▸ Work required
Wherever a line holds the word "custom", copy that line from the data.

▸ Data records
☆ ☆ ☆ ☆ ☆ ☆ ☆

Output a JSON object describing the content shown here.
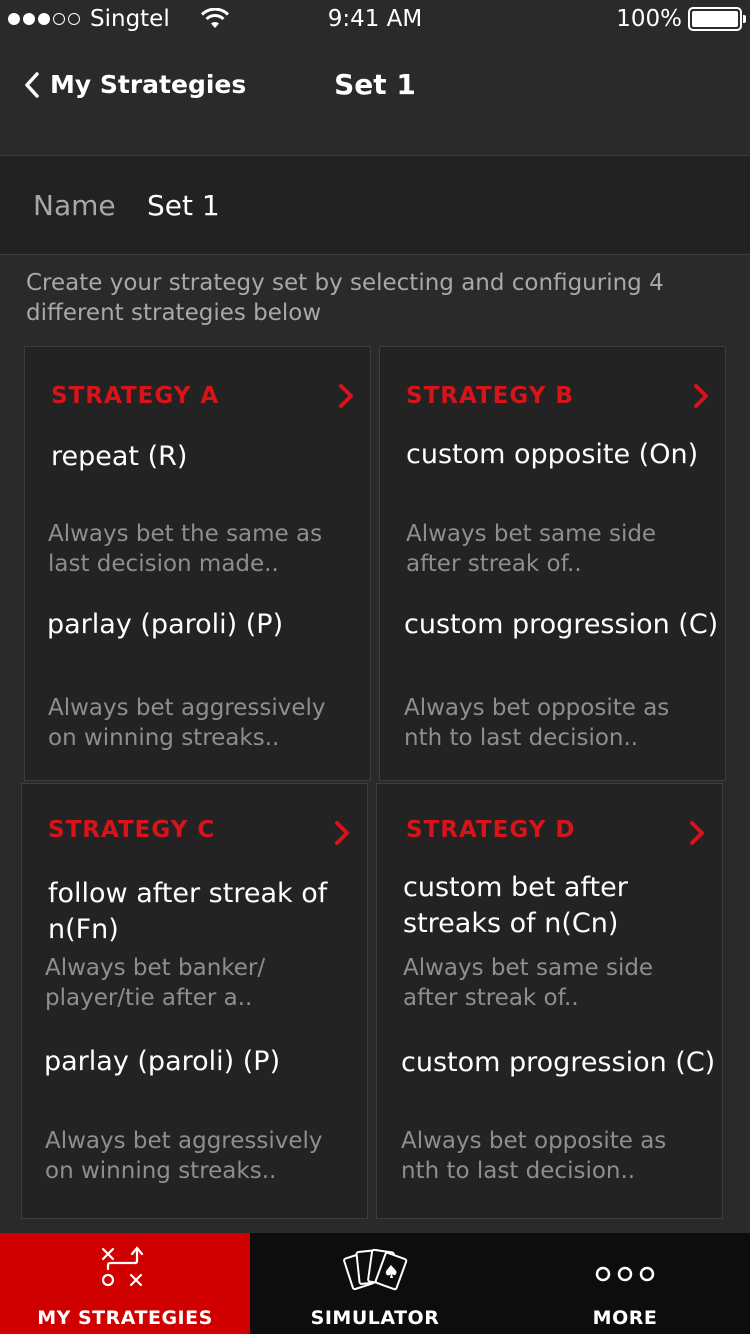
{
  "status_bar": {
    "carrier": "Singtel",
    "time": "9:41 AM",
    "battery": "100%"
  },
  "nav": {
    "back_label": "My Strategies",
    "title": "Set 1"
  },
  "name_row": {
    "label": "Name",
    "value": "Set 1"
  },
  "instructions": "Create your strategy set by selecting and configuring 4 different strategies below",
  "strategies": [
    {
      "title": "STRATEGY A",
      "primary_name": "repeat (R)",
      "primary_desc": "Always bet the same as last decision made..",
      "secondary_name": "parlay (paroli) (P)",
      "secondary_desc": "Always bet aggressively on winning streaks.."
    },
    {
      "title": "STRATEGY B",
      "primary_name": "custom opposite (On)",
      "primary_desc": "Always bet same side after streak of..",
      "secondary_name": "custom progression (C)",
      "secondary_desc": "Always bet opposite as nth to last decision.."
    },
    {
      "title": "STRATEGY C",
      "primary_name": "follow after streak of n(Fn)",
      "primary_desc": "Always bet banker/ player/tie after a..",
      "secondary_name": "parlay (paroli) (P)",
      "secondary_desc": "Always bet aggressively on winning streaks.."
    },
    {
      "title": "STRATEGY D",
      "primary_name": "custom bet after streaks of n(Cn)",
      "primary_desc": "Always bet same side after streak of..",
      "secondary_name": "custom progression (C)",
      "secondary_desc": "Always bet opposite as nth to last decision.."
    }
  ],
  "tabs": [
    {
      "label": "MY STRATEGIES",
      "icon": "strategy-play-icon",
      "active": true
    },
    {
      "label": "SIMULATOR",
      "icon": "cards-icon",
      "active": false
    },
    {
      "label": "MORE",
      "icon": "more-dots-icon",
      "active": false
    }
  ],
  "colors": {
    "accent": "#d00000",
    "strategy_title": "#d6141a",
    "background": "#2a2a2a",
    "card": "#232323",
    "muted_text": "#8e8e8e"
  }
}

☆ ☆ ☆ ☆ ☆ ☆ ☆

▸ Result below
      "primary_name": "custom opposite (On)",
      "secondary_name": "custom progression (C)",
      "primary_name": "custom bet after streaks of n(Cn)",
      "secondary_name": "custom progression (C)",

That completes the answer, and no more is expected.